Published on April 24, 2020 by Morgan Black  
Evans Jill
Professor Jill Evans has been an integral member of the Cumberland faculty since she joined us in 1994. Beginning in the fall 2020 semester, she will assume an additional role as the associate dean of academic programs.
 
A graduate of Northwestern University’s School of Law, Northwestern’s Kellogg Graduate School of Management and the University of California-Irvine, Evans’ primary teaching interests include torts, environmental law and business law. Recently, she also took over as the director of Cumberland’s International Program.
 
Learn more about Professor Evans:
 
What positive changes have you seen since you began teaching at Cumberland?
The law school has always been student-centered. Both faculty and staff were and remain committed to ensuring the student classroom experience is one that encourages learning and that faculty are available outside of class for additional help. That focus has expanded to include adding additional academic support resources that are designed to facilitate success while in law school and also success on the bar exam. Our Career Development Office has also widened the scope of services and presentations they offer to students. Equally important, however, has been the growing effort to support student health and wellness, and other non-academic needs. Cumberland is both receptive to different ideas to enhance the student experience while in law school, and willing to experiment to find the right balance. 
 
What is your favorite activity outside of teaching law?
I love arts and crafts but, as I concluded in college, I was neither creative nor talented enough to be other than a starving artist. I still dabble as a stress-reliever and to provide a balance to work and family demands.

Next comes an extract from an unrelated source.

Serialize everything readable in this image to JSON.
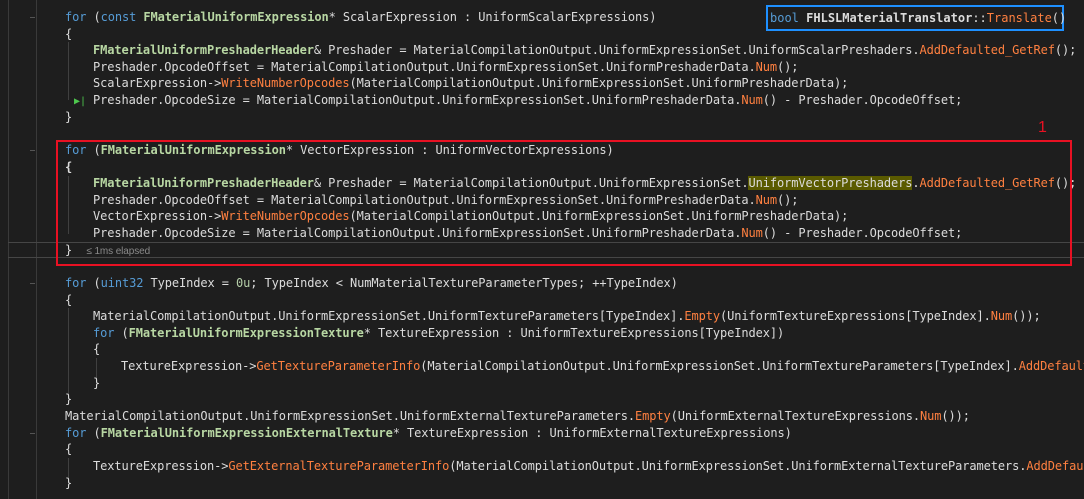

It is a nice creative outlet. 
 
What research have you been conducting lately and why?
I have several different research threads in progress. My current research focus is on third party duties of care in tort law and that research encompasses several different areas where social changes may demand reconsideration of traditional tort obligations. I have a work-in-progress with a co-author on removal and have finished a the third, and last, in a series of articles on repose, although I am considering taking it in a slightly different direction. 
 
What is a favorite project you have worked on recently? 
I now have oversight of the Cambridge Study Abroad Program and have been pretty immersed in pulling the pieces together for next summer. We have made some changes that I hope will provide an even better experience for students in the program and I am pretty excited about the things we have planned. I have also secured larger space for our Children in Law study area which will support students with children. Current events have impacted the progress in cleaning and refurbishing the space, but I hope we will not be too far down on the list when university operations resume.
 
What is the best piece of advice you’ve been given and by whom?
There isn’t any one piece of advice that I can point to as the best. My father was frequently my go-to, but I’ve had great advice from different sources depending upon the context and the time. If I were to say which advice has served me the best across the board, it would probably be a version of the “be true to yourself” adage that floats through the ether. In my case it was actually, “never lie to yourself.” I do not recall the source but have found that examining the real reasons motivating an action I am contemplating or reaction I am having helps determine what I then do or whether I adjust my response. It has proven a valuable approach. 
 
What is your favorite part about working with law students?
Honestly just engaging with students from different backgrounds and with different perspectives and life experiences about some of the legal issues we face today. I enjoy our students both in and out of the classroom and consider myself fortunate to be at a school that values these relationships.
 
What do you look forward to in your new role come fall?
Hah! I should probably run away very fast. I hear it is a thankless role, but frankly it will be an opportunity to see the different demands placed on the law school that we, as professors, are not necessarily aware of or would be involved in.